The Taliban takeover offers no respite to vulnerable Afghan communities, especially considering the group’s dubious credibility to uphold recent public statements claiming that they’ve changed. Journalists, news reporters, and other contributors to the country’s once-vibrant media landscape—a highly visible achievement of the past twenty years—must now brace for potential Taliban retribution, with minimal help from the international community and no idea of what’s to come. In particular, women journalists are in grave peril, with thousands destroying their identities and going into hiding, plagued with the uncertainty of what Taliban rule means for their careers, livelihoods, rights, and safety. 

In this interview, the Atlantic Council’s South Asia Center and Radio Free Europe/Radio Liberty (RFE/RL) partnered for a discussion on the prospects for Afghanistan’s media sector under renewed Taliban rule. Jamie Fly, president of RFE/RL, as well as moderator Irfan Nooruddin, director of the South Asia Center, led the conversation.

The South Asia Center serves as the Atlantic Council’s focal point for work on the region as well as relations between these countries, neighboring regions, Europe, and the United States.

The Institute of Chinese Studies seeks to promote interdisciplinary study and research on China and the rest of East Asia with a focus on expertise in China’s domestic politics, international relations, economy, history, health, education, border studies, language and culture, and on India-China comparative studies. 

The Afro-Sino Centre of International Relations researches China’s engagements with Africa, focusing on key areas of collaboration between the two partners to objectively assess the nature of their relations.

Related Experts: Irfan Nooruddin
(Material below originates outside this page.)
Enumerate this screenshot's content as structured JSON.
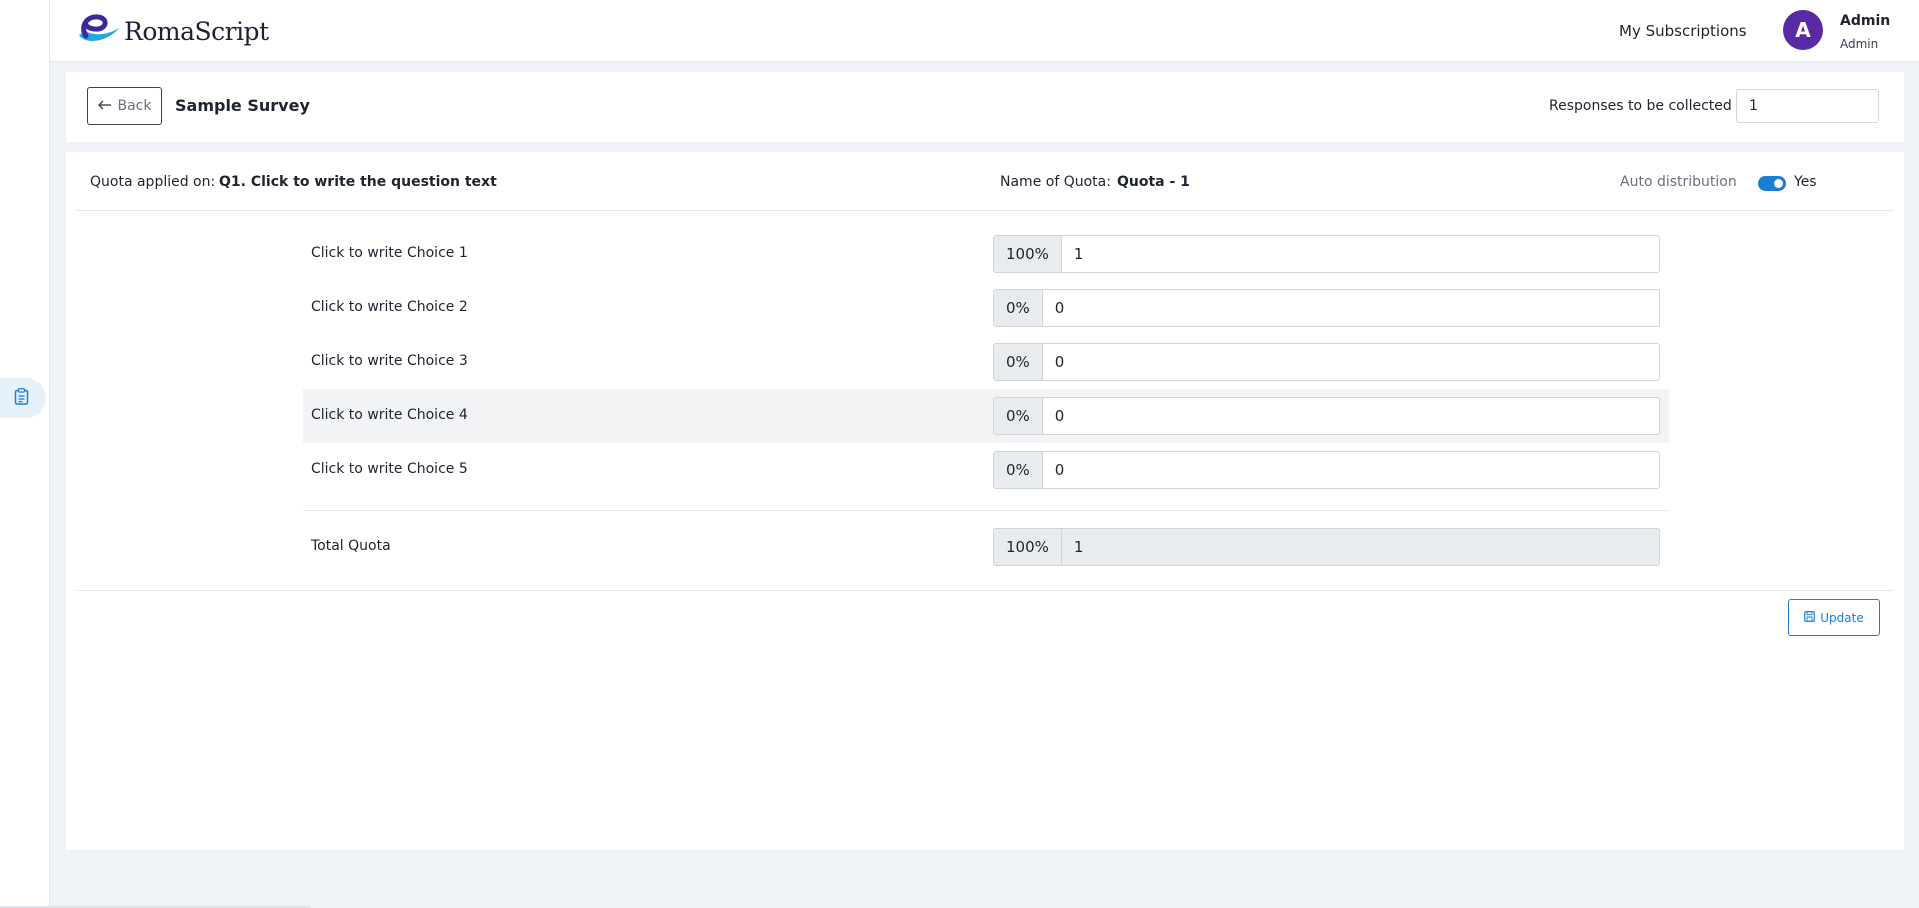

Image: Afghan staff of Zan TV station (women's TV) discuss in their newsroom in Kabul, Afghanistan May 8, 2017. Picture taken May 8, 2017. REUTERS/Mohammad Ismail